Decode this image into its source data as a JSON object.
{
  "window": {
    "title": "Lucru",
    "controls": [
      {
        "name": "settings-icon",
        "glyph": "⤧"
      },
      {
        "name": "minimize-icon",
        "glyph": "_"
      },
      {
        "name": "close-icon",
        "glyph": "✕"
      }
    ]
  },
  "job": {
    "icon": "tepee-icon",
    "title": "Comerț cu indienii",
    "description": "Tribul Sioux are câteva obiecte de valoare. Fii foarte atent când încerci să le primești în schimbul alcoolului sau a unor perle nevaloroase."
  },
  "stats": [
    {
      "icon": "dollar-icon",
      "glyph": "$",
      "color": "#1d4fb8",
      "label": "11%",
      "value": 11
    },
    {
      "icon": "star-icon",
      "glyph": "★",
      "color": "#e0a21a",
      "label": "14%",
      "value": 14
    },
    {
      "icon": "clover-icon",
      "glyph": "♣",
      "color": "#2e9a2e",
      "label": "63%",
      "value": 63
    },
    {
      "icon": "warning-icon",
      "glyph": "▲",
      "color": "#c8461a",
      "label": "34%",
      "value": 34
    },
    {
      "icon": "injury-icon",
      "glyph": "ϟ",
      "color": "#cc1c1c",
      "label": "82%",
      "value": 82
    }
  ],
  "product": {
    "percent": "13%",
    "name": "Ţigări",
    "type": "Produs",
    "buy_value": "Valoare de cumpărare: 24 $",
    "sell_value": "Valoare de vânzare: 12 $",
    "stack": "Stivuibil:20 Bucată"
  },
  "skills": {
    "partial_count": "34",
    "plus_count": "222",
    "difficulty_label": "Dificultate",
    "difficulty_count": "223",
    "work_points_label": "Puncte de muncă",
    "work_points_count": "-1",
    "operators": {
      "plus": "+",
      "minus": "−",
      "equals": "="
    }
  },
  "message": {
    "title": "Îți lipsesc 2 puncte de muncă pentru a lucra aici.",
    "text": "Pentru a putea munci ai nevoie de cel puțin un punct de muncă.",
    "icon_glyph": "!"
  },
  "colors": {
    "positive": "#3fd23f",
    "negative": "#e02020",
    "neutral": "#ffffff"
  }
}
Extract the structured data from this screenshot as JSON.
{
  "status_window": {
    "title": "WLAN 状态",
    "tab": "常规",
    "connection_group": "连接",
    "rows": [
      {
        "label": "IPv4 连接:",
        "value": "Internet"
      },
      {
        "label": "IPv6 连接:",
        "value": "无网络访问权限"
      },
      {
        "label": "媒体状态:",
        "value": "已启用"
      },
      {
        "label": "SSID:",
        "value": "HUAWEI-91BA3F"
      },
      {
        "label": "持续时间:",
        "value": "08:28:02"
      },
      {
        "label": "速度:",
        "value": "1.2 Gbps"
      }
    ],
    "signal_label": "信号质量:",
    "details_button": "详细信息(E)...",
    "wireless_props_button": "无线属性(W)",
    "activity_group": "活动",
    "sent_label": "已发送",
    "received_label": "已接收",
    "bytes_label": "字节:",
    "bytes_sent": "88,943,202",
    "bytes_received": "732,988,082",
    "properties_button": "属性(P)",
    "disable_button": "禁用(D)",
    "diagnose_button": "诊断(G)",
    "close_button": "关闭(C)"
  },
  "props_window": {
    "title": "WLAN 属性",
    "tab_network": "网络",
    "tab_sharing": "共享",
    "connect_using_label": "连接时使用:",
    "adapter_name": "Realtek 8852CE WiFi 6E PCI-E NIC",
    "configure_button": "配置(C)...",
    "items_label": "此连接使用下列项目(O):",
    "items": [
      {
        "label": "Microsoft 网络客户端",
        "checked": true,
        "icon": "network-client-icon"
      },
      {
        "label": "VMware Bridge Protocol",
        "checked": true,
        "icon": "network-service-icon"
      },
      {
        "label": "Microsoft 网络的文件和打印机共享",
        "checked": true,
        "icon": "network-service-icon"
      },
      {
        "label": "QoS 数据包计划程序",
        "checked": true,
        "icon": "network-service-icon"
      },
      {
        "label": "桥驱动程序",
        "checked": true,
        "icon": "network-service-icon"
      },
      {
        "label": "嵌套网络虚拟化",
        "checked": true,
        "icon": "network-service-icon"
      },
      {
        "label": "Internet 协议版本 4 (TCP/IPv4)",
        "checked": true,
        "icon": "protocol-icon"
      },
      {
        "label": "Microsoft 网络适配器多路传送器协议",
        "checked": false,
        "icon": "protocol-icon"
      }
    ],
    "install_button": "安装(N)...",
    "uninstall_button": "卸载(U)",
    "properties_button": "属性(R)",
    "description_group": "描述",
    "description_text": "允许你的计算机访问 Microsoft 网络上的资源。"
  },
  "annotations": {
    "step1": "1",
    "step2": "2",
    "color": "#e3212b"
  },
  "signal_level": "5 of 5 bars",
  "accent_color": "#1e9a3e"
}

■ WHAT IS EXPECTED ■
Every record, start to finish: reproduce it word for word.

■ SOLUTION FOR THIS EXERCISE ■
Decode this image into its source data as a JSON object.
{
  "window": {
    "title": "Lucru",
    "controls": [
      {
        "name": "settings-icon",
        "glyph": "⤧"
      },
      {
        "name": "minimize-icon",
        "glyph": "_"
      },
      {
        "name": "close-icon",
        "glyph": "✕"
      }
    ]
  },
  "job": {
    "icon": "tepee-icon",
    "title": "Comerț cu indienii",
    "description": "Tribul Sioux are câteva obiecte de valoare. Fii foarte atent când încerci să le primești în schimbul alcoolului sau a unor perle nevaloroase."
  },
  "stats": [
    {
      "icon": "dollar-icon",
      "glyph": "$",
      "color": "#1d4fb8",
      "label": "11%",
      "value": 11
    },
    {
      "icon": "star-icon",
      "glyph": "★",
      "color": "#e0a21a",
      "label": "14%",
      "value": 14
    },
    {
      "icon": "clover-icon",
      "glyph": "♣",
      "color": "#2e9a2e",
      "label": "63%",
      "value": 63
    },
    {
      "icon": "warning-icon",
      "glyph": "▲",
      "color": "#c8461a",
      "label": "34%",
      "value": 34
    },
    {
      "icon": "injury-icon",
      "glyph": "ϟ",
      "color": "#cc1c1c",
      "label": "82%",
      "value": 82
    }
  ],
  "product": {
    "percent": "13%",
    "name": "Ţigări",
    "type": "Produs",
    "buy_value": "Valoare de cumpărare: 24 $",
    "sell_value": "Valoare de vânzare: 12 $",
    "stack": "Stivuibil:20 Bucată"
  },
  "skills": {
    "partial_count": "34",
    "plus_count": "222",
    "difficulty_label": "Dificultate",
    "difficulty_count": "223",
    "work_points_label": "Puncte de muncă",
    "work_points_count": "-1",
    "operators": {
      "plus": "+",
      "minus": "−",
      "equals": "="
    }
  },
  "message": {
    "title": "Îți lipsesc 2 puncte de muncă pentru a lucra aici.",
    "text": "Pentru a putea munci ai nevoie de cel puțin un punct de muncă.",
    "icon_glyph": "!"
  },
  "colors": {
    "positive": "#3fd23f",
    "negative": "#e02020",
    "neutral": "#ffffff"
  }
}
Extract the structured data from this screenshot as JSON.
{
  "status_window": {
    "title": "WLAN 状态",
    "tab": "常规",
    "connection_group": "连接",
    "rows": [
      {
        "label": "IPv4 连接:",
        "value": "Internet"
      },
      {
        "label": "IPv6 连接:",
        "value": "无网络访问权限"
      },
      {
        "label": "媒体状态:",
        "value": "已启用"
      },
      {
        "label": "SSID:",
        "value": "HUAWEI-91BA3F"
      },
      {
        "label": "持续时间:",
        "value": "08:28:02"
      },
      {
        "label": "速度:",
        "value": "1.2 Gbps"
      }
    ],
    "signal_label": "信号质量:",
    "details_button": "详细信息(E)...",
    "wireless_props_button": "无线属性(W)",
    "activity_group": "活动",
    "sent_label": "已发送",
    "received_label": "已接收",
    "bytes_label": "字节:",
    "bytes_sent": "88,943,202",
    "bytes_received": "732,988,082",
    "properties_button": "属性(P)",
    "disable_button": "禁用(D)",
    "diagnose_button": "诊断(G)",
    "close_button": "关闭(C)"
  },
  "props_window": {
    "title": "WLAN 属性",
    "tab_network": "网络",
    "tab_sharing": "共享",
    "connect_using_label": "连接时使用:",
    "adapter_name": "Realtek 8852CE WiFi 6E PCI-E NIC",
    "configure_button": "配置(C)...",
    "items_label": "此连接使用下列项目(O):",
    "items": [
      {
        "label": "Microsoft 网络客户端",
        "checked": true,
        "icon": "network-client-icon"
      },
      {
        "label": "VMware Bridge Protocol",
        "checked": true,
        "icon": "network-service-icon"
      },
      {
        "label": "Microsoft 网络的文件和打印机共享",
        "checked": true,
        "icon": "network-service-icon"
      },
      {
        "label": "QoS 数据包计划程序",
        "checked": true,
        "icon": "network-service-icon"
      },
      {
        "label": "桥驱动程序",
        "checked": true,
        "icon": "network-service-icon"
      },
      {
        "label": "嵌套网络虚拟化",
        "checked": true,
        "icon": "network-service-icon"
      },
      {
        "label": "Internet 协议版本 4 (TCP/IPv4)",
        "checked": true,
        "icon": "protocol-icon"
      },
      {
        "label": "Microsoft 网络适配器多路传送器协议",
        "checked": false,
        "icon": "protocol-icon"
      }
    ],
    "install_button": "安装(N)...",
    "uninstall_button": "卸载(U)",
    "properties_button": "属性(R)",
    "description_group": "描述",
    "description_text": "允许你的计算机访问 Microsoft 网络上的资源。"
  },
  "annotations": {
    "step1": "1",
    "step2": "2",
    "color": "#e3212b"
  },
  "signal_level": "5 of 5 bars",
  "accent_color": "#1e9a3e"
}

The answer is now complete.